Input data =>
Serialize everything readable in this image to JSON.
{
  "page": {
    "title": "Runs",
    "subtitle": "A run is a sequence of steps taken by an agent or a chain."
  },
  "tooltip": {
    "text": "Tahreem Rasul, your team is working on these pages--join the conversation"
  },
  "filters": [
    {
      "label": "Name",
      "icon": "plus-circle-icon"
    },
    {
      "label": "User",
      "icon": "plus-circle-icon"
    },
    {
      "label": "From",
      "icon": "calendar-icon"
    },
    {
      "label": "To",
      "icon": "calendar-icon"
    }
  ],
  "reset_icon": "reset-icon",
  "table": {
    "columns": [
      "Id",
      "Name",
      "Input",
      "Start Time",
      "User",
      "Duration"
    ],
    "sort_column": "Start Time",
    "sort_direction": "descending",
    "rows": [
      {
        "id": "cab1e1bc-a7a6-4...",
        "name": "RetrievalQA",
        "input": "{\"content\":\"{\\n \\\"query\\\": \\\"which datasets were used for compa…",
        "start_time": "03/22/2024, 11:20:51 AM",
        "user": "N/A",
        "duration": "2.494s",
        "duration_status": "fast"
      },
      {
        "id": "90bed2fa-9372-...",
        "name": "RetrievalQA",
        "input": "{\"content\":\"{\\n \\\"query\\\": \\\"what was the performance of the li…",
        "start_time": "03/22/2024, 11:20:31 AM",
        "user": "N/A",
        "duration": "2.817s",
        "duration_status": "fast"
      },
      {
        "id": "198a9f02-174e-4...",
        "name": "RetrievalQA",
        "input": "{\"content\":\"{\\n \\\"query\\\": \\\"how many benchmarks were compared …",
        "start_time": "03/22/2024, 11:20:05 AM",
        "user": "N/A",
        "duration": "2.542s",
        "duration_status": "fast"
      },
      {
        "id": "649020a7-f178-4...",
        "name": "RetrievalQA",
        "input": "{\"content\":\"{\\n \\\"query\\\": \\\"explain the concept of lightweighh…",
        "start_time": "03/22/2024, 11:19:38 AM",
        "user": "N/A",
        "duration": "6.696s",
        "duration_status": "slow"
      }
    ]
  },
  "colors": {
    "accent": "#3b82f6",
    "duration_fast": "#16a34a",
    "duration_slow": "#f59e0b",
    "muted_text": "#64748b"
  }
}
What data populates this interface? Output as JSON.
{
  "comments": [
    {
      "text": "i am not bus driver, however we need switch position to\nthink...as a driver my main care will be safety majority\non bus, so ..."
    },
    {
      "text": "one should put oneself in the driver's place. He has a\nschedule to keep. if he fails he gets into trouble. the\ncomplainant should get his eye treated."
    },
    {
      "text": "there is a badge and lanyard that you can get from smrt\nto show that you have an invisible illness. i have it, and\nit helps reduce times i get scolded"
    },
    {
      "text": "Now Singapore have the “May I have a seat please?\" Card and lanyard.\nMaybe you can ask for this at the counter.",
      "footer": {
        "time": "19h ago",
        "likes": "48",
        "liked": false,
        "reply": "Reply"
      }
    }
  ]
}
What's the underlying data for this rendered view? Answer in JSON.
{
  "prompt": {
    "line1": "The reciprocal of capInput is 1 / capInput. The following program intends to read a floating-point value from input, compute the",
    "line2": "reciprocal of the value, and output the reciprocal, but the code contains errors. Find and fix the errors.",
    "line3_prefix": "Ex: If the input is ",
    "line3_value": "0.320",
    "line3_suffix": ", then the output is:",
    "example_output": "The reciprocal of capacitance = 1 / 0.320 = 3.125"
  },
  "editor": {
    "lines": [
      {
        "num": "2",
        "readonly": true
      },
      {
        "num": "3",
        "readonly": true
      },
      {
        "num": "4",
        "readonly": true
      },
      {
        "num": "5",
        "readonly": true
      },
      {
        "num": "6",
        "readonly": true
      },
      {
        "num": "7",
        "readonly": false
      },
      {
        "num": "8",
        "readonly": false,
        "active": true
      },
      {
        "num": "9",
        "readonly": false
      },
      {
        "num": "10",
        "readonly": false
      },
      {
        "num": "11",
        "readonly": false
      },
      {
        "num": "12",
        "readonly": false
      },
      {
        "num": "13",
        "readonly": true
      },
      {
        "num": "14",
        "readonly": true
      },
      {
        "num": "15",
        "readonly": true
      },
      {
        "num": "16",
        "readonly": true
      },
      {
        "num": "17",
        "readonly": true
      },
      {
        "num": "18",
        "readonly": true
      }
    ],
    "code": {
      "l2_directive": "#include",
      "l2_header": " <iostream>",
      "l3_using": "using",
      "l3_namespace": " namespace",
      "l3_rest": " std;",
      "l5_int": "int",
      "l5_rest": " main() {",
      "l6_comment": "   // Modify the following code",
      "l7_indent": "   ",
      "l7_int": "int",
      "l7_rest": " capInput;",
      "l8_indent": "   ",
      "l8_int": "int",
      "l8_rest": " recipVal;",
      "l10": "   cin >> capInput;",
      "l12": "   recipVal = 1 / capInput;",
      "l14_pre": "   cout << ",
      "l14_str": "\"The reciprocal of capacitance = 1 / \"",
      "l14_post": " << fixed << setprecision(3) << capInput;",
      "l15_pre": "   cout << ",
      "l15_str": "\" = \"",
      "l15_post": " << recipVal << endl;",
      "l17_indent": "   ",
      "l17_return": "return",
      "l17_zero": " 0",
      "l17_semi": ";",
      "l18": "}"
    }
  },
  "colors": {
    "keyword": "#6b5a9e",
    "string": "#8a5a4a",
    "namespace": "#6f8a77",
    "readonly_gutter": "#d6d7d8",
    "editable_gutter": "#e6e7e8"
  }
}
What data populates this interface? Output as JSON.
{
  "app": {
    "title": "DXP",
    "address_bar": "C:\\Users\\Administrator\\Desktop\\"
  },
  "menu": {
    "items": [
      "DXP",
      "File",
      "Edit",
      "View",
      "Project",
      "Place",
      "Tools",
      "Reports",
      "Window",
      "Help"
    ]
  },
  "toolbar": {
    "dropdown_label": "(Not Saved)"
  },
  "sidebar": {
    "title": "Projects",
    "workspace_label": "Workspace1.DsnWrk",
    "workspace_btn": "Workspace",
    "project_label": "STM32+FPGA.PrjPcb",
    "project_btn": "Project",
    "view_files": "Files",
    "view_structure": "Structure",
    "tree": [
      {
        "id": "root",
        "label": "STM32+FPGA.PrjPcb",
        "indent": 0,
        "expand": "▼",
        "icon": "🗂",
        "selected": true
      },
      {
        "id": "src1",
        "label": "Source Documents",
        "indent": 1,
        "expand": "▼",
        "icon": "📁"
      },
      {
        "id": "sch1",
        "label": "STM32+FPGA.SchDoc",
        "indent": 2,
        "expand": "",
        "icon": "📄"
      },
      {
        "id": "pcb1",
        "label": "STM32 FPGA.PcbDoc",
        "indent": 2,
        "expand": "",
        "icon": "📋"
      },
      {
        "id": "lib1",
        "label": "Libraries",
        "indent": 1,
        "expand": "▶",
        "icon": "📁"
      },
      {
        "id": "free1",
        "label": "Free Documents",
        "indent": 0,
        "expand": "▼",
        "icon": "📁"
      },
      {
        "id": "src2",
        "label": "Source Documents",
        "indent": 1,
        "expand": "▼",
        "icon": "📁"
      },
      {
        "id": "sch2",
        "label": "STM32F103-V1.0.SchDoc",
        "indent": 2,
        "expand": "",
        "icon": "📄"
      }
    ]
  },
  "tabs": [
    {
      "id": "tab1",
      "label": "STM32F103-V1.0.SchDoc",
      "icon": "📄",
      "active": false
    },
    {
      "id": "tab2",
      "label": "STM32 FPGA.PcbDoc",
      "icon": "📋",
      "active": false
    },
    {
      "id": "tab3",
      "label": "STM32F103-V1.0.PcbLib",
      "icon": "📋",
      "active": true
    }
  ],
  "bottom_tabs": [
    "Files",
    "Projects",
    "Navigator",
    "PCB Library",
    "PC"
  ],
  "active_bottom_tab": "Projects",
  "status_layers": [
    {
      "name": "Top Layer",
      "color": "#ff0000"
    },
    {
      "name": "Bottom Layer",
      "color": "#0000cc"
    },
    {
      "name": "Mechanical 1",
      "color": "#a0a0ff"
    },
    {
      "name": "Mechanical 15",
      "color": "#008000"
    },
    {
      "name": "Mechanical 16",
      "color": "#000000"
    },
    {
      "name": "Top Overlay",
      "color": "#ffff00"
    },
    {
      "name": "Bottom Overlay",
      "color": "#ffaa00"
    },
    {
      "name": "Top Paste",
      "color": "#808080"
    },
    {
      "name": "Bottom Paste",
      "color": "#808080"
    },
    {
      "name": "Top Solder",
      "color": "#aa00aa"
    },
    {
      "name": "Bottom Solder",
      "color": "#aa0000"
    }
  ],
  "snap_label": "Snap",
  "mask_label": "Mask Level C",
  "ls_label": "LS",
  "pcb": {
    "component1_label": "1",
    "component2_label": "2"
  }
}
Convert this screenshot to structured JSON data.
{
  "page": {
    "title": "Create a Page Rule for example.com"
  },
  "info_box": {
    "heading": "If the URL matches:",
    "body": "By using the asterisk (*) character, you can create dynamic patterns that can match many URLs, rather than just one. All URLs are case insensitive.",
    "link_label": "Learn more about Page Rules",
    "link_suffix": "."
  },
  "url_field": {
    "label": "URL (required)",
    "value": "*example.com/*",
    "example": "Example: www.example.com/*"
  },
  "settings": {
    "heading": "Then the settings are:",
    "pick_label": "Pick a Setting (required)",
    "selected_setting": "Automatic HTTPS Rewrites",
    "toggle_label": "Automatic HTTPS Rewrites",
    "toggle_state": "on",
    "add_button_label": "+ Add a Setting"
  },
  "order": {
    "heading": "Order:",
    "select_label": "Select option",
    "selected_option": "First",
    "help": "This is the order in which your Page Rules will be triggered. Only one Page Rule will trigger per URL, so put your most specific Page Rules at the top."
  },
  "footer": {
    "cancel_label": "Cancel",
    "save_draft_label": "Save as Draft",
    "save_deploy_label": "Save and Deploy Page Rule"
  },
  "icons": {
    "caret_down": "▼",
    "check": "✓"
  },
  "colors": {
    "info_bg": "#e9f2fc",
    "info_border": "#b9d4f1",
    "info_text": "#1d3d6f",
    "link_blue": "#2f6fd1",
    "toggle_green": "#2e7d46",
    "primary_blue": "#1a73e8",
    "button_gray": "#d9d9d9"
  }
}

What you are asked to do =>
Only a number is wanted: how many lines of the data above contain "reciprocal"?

Task response =>
4